of playing lap steel as we know it now ha sbeen started at Hawaii. Joseph Kekuku is the
accepted father of the lap steel. Maybe he was not the firstwho invented lap steel playing,
but he was the first to develop it into a whole new way of playing the instrument. In 1885
Kekuku was 11 years old. He was walking along the railroad track, while playing his guitar.
He got the idea of playing slide by picking up a bold and slide it on the strings. Other
stories mention a knife that falls on the strings. He experimented with different materials.
He ended up playing with a metal cylinder he made at metalworking class at high school.
Also he raised the strings from the fretboard, and used metal strings. Around 1895 Kekuku
was a star at Hawaii. At 1905 he left Hawaii and brought the slide guitar to the USA.
The Panama Pacific International Exposition for celebrating the finishing of the Panama
Canal in 1915 at San Fransico, was the start of a 30 years during Hawaiian hype. At 1916,
record company Viktor sold more Hawaiian records than any other kind of music.
A list of early acoustic playing Hawaiian artists:
Keoki Awai
Sol K. Bright ( )
Tau Moe ( )
Sam Ku West ( )
David Kane
Bob Paoli (Jim & Bob, The Genial Hawaiians!)
( )
Pale K. Lua
Mike Hanapi
Ben Hokea
David Kahanamoku Kaili
M. K. Moke
Frank Ferera ( )
The two most famous artists who later mixed Hawaiian style with jazz:
“King" Bennie Nawahi ( )
Sol Hoopii ( )
This style was adapted by Roy Smeck and others.
Some artists who played mainly the later introduced electric lap steel:
Dick McIntire
Andy Iona ( )
Sam Koki
Ralph Kolsiana
Jules Ah See
Pua Almeida
Hal Aloma
Danny Steward
Gabby Pahinui ( )
Eddie Bush
David "Feet" Rogers
David Keli'i
Billy Hew Len
And the more recent Hawaiian artists:
Alan Akaka ( )
Jerry Byrd ( )
Greg Sardinha
Owana Salazar ( )
Casey Olsen
Duke Ching
John Ely ( )
Bob Brozman ( )
Bobby Ingano ( )
Herbert Hanawahine.
Other links.
Andy Volk wrote a very nice book about the lap steel and many artists:

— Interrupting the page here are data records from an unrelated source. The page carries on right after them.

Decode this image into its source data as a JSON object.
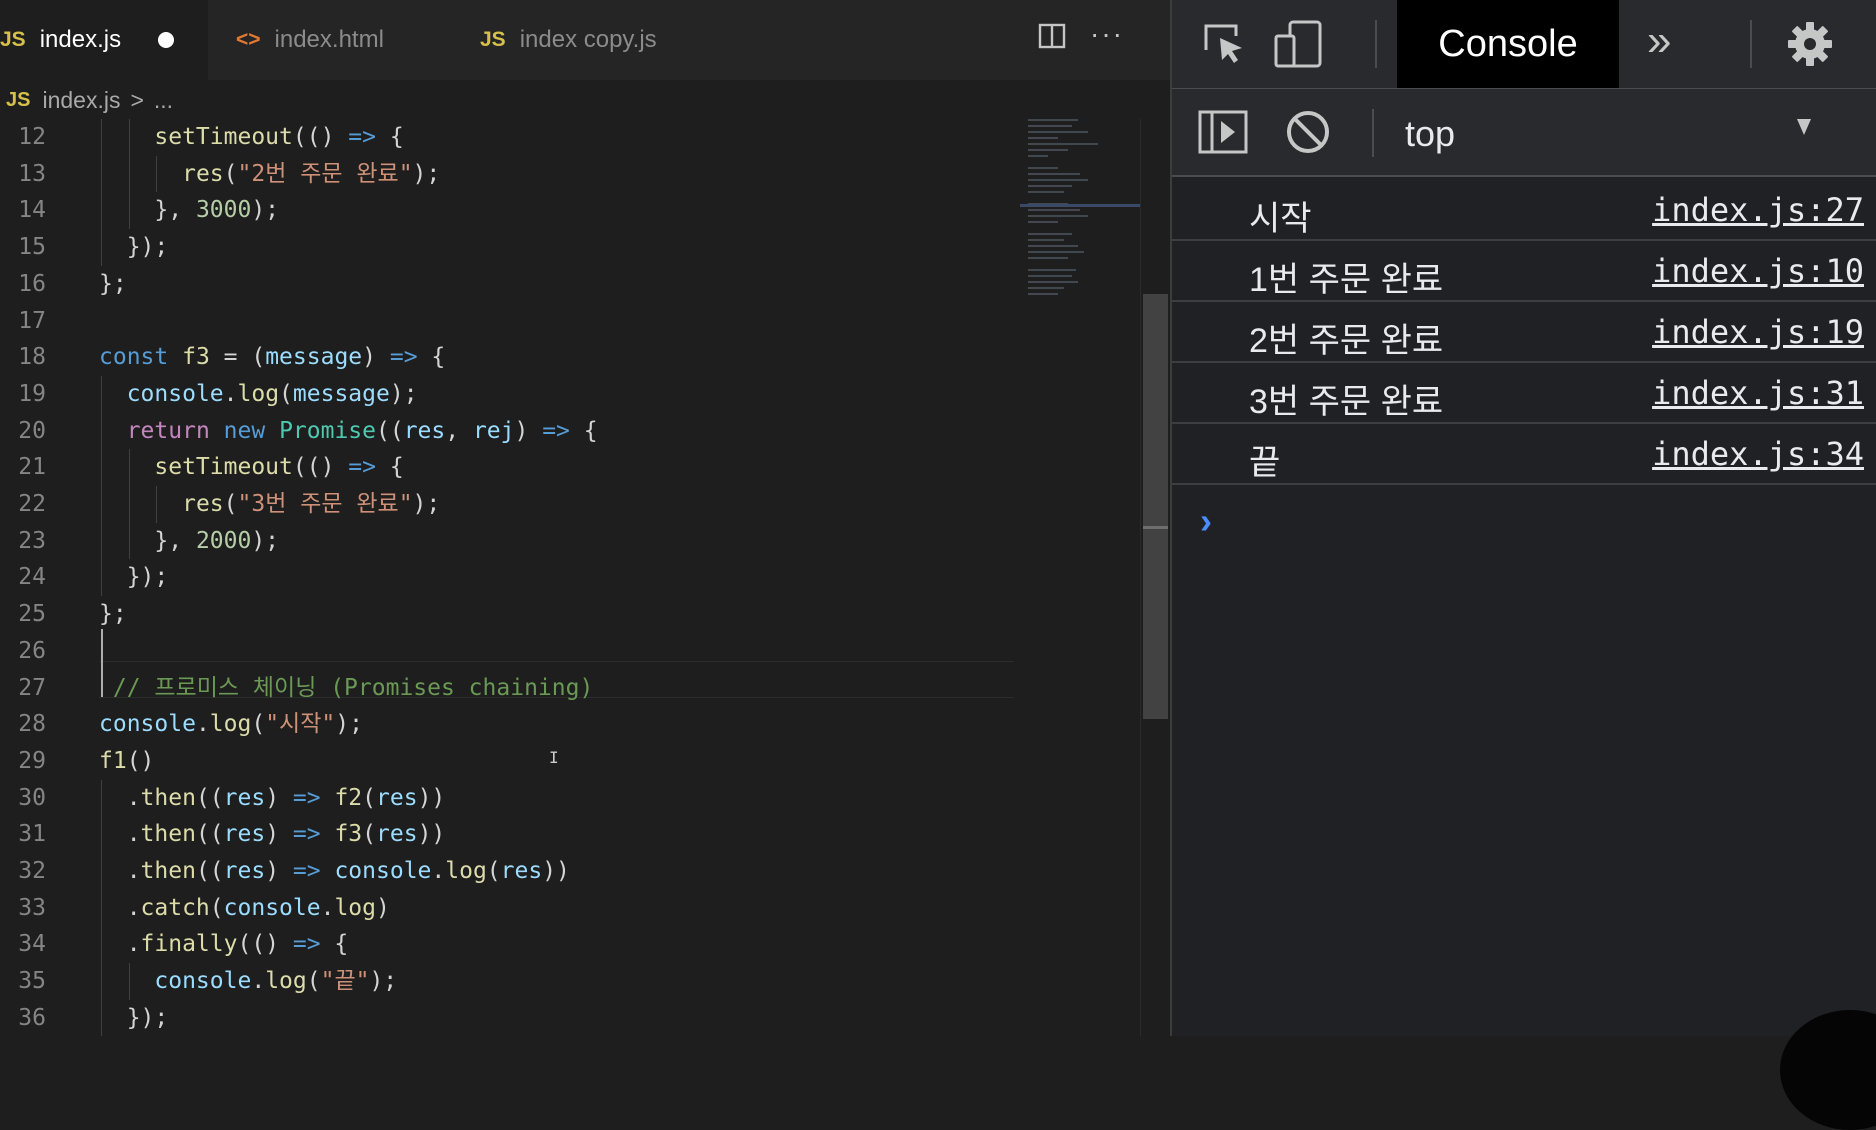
{
  "editor": {
    "tabs": [
      {
        "label": "index.js",
        "icon": "JS",
        "active": true,
        "modified": true
      },
      {
        "label": "index.html",
        "icon": "<>",
        "active": false
      },
      {
        "label": "index copy.js",
        "icon": "JS",
        "active": false
      }
    ],
    "actions": {
      "split_icon": "split-editor-icon",
      "more_icon": "more-actions-icon"
    },
    "breadcrumb": {
      "icon": "JS",
      "file": "index.js",
      "sep": ">",
      "tail": "..."
    },
    "lines": [
      {
        "n": "12",
        "segments": [
          {
            "t": "    "
          },
          {
            "t": "setTimeout",
            "c": "f"
          },
          {
            "t": "(() "
          },
          {
            "t": "=>",
            "c": "k"
          },
          {
            "t": " {"
          }
        ]
      },
      {
        "n": "13",
        "segments": [
          {
            "t": "      "
          },
          {
            "t": "res",
            "c": "f"
          },
          {
            "t": "("
          },
          {
            "t": "\"2번 주문 완료\"",
            "c": "s"
          },
          {
            "t": ");"
          }
        ]
      },
      {
        "n": "14",
        "segments": [
          {
            "t": "    }, "
          },
          {
            "t": "3000",
            "c": "n"
          },
          {
            "t": ");"
          }
        ]
      },
      {
        "n": "15",
        "segments": [
          {
            "t": "  });"
          }
        ]
      },
      {
        "n": "16",
        "segments": [
          {
            "t": "};"
          }
        ]
      },
      {
        "n": "17",
        "segments": []
      },
      {
        "n": "18",
        "segments": [
          {
            "t": "const",
            "c": "k"
          },
          {
            "t": " "
          },
          {
            "t": "f3",
            "c": "f"
          },
          {
            "t": " = ("
          },
          {
            "t": "message",
            "c": "v"
          },
          {
            "t": ") "
          },
          {
            "t": "=>",
            "c": "k"
          },
          {
            "t": " {"
          }
        ]
      },
      {
        "n": "19",
        "segments": [
          {
            "t": "  "
          },
          {
            "t": "console",
            "c": "v"
          },
          {
            "t": "."
          },
          {
            "t": "log",
            "c": "f"
          },
          {
            "t": "("
          },
          {
            "t": "message",
            "c": "v"
          },
          {
            "t": ");"
          }
        ]
      },
      {
        "n": "20",
        "segments": [
          {
            "t": "  "
          },
          {
            "t": "return",
            "c": "c"
          },
          {
            "t": " "
          },
          {
            "t": "new",
            "c": "k"
          },
          {
            "t": " "
          },
          {
            "t": "Promise",
            "c": "cls"
          },
          {
            "t": "(("
          },
          {
            "t": "res",
            "c": "v"
          },
          {
            "t": ", "
          },
          {
            "t": "rej",
            "c": "v"
          },
          {
            "t": ") "
          },
          {
            "t": "=>",
            "c": "k"
          },
          {
            "t": " {"
          }
        ]
      },
      {
        "n": "21",
        "segments": [
          {
            "t": "    "
          },
          {
            "t": "setTimeout",
            "c": "f"
          },
          {
            "t": "(() "
          },
          {
            "t": "=>",
            "c": "k"
          },
          {
            "t": " {"
          }
        ]
      },
      {
        "n": "22",
        "segments": [
          {
            "t": "      "
          },
          {
            "t": "res",
            "c": "f"
          },
          {
            "t": "("
          },
          {
            "t": "\"3번 주문 완료\"",
            "c": "s"
          },
          {
            "t": ");"
          }
        ]
      },
      {
        "n": "23",
        "segments": [
          {
            "t": "    }, "
          },
          {
            "t": "2000",
            "c": "n"
          },
          {
            "t": ");"
          }
        ]
      },
      {
        "n": "24",
        "segments": [
          {
            "t": "  });"
          }
        ]
      },
      {
        "n": "25",
        "segments": [
          {
            "t": "};"
          }
        ]
      },
      {
        "n": "26",
        "segments": []
      },
      {
        "n": "27",
        "segments": [
          {
            "t": " // 프로미스 체이닝 (Promises chaining)",
            "c": "cm"
          }
        ]
      },
      {
        "n": "28",
        "segments": [
          {
            "t": "console",
            "c": "v"
          },
          {
            "t": "."
          },
          {
            "t": "log",
            "c": "f"
          },
          {
            "t": "("
          },
          {
            "t": "\"시작\"",
            "c": "s"
          },
          {
            "t": ");"
          }
        ]
      },
      {
        "n": "29",
        "segments": [
          {
            "t": "f1",
            "c": "f"
          },
          {
            "t": "()"
          }
        ]
      },
      {
        "n": "30",
        "segments": [
          {
            "t": "  ."
          },
          {
            "t": "then",
            "c": "f"
          },
          {
            "t": "(("
          },
          {
            "t": "res",
            "c": "v"
          },
          {
            "t": ") "
          },
          {
            "t": "=>",
            "c": "k"
          },
          {
            "t": " "
          },
          {
            "t": "f2",
            "c": "f"
          },
          {
            "t": "("
          },
          {
            "t": "res",
            "c": "v"
          },
          {
            "t": "))"
          }
        ]
      },
      {
        "n": "31",
        "segments": [
          {
            "t": "  ."
          },
          {
            "t": "then",
            "c": "f"
          },
          {
            "t": "(("
          },
          {
            "t": "res",
            "c": "v"
          },
          {
            "t": ") "
          },
          {
            "t": "=>",
            "c": "k"
          },
          {
            "t": " "
          },
          {
            "t": "f3",
            "c": "f"
          },
          {
            "t": "("
          },
          {
            "t": "res",
            "c": "v"
          },
          {
            "t": "))"
          }
        ]
      },
      {
        "n": "32",
        "segments": [
          {
            "t": "  ."
          },
          {
            "t": "then",
            "c": "f"
          },
          {
            "t": "(("
          },
          {
            "t": "res",
            "c": "v"
          },
          {
            "t": ") "
          },
          {
            "t": "=>",
            "c": "k"
          },
          {
            "t": " "
          },
          {
            "t": "console",
            "c": "v"
          },
          {
            "t": "."
          },
          {
            "t": "log",
            "c": "f"
          },
          {
            "t": "("
          },
          {
            "t": "res",
            "c": "v"
          },
          {
            "t": "))"
          }
        ]
      },
      {
        "n": "33",
        "segments": [
          {
            "t": "  ."
          },
          {
            "t": "catch",
            "c": "f"
          },
          {
            "t": "("
          },
          {
            "t": "console",
            "c": "v"
          },
          {
            "t": "."
          },
          {
            "t": "log",
            "c": "f"
          },
          {
            "t": ")"
          }
        ]
      },
      {
        "n": "34",
        "segments": [
          {
            "t": "  ."
          },
          {
            "t": "finally",
            "c": "f"
          },
          {
            "t": "(() "
          },
          {
            "t": "=>",
            "c": "k"
          },
          {
            "t": " {"
          }
        ]
      },
      {
        "n": "35",
        "segments": [
          {
            "t": "    "
          },
          {
            "t": "console",
            "c": "v"
          },
          {
            "t": "."
          },
          {
            "t": "log",
            "c": "f"
          },
          {
            "t": "("
          },
          {
            "t": "\"끝\"",
            "c": "s"
          },
          {
            "t": ");"
          }
        ]
      },
      {
        "n": "36",
        "segments": [
          {
            "t": "  });"
          }
        ]
      }
    ]
  },
  "devtools": {
    "toolbar": {
      "inspect_icon": "inspect-element-icon",
      "device_icon": "device-toolbar-icon",
      "active_tab": "Console",
      "more_tabs": "»",
      "settings_icon": "gear-icon"
    },
    "context": {
      "value": "top",
      "sidebar_icon": "console-sidebar-icon",
      "clear_icon": "clear-console-icon"
    },
    "logs": [
      {
        "message": "시작",
        "source": "index.js:27"
      },
      {
        "message": "1번 주문 완료",
        "source": "index.js:10"
      },
      {
        "message": "2번 주문 완료",
        "source": "index.js:19"
      },
      {
        "message": "3번 주문 완료",
        "source": "index.js:31"
      },
      {
        "message": "끝",
        "source": "index.js:34"
      }
    ],
    "prompt": "›"
  },
  "colors": {
    "editor_bg": "#1e1e1e",
    "keyword": "#569cd6",
    "control": "#c586c0",
    "function": "#dcdcaa",
    "variable": "#9cdcfe",
    "string": "#ce9178",
    "number": "#b5cea8",
    "class": "#4ec9b0",
    "comment": "#6a9955",
    "devtools_bg": "#202124",
    "prompt_blue": "#4a8cff"
  }
}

The most complete website about slide, Weissenborn, dobro and more is still:
A more than complete website of original Hua Pala's and Hawaiian tunes can be found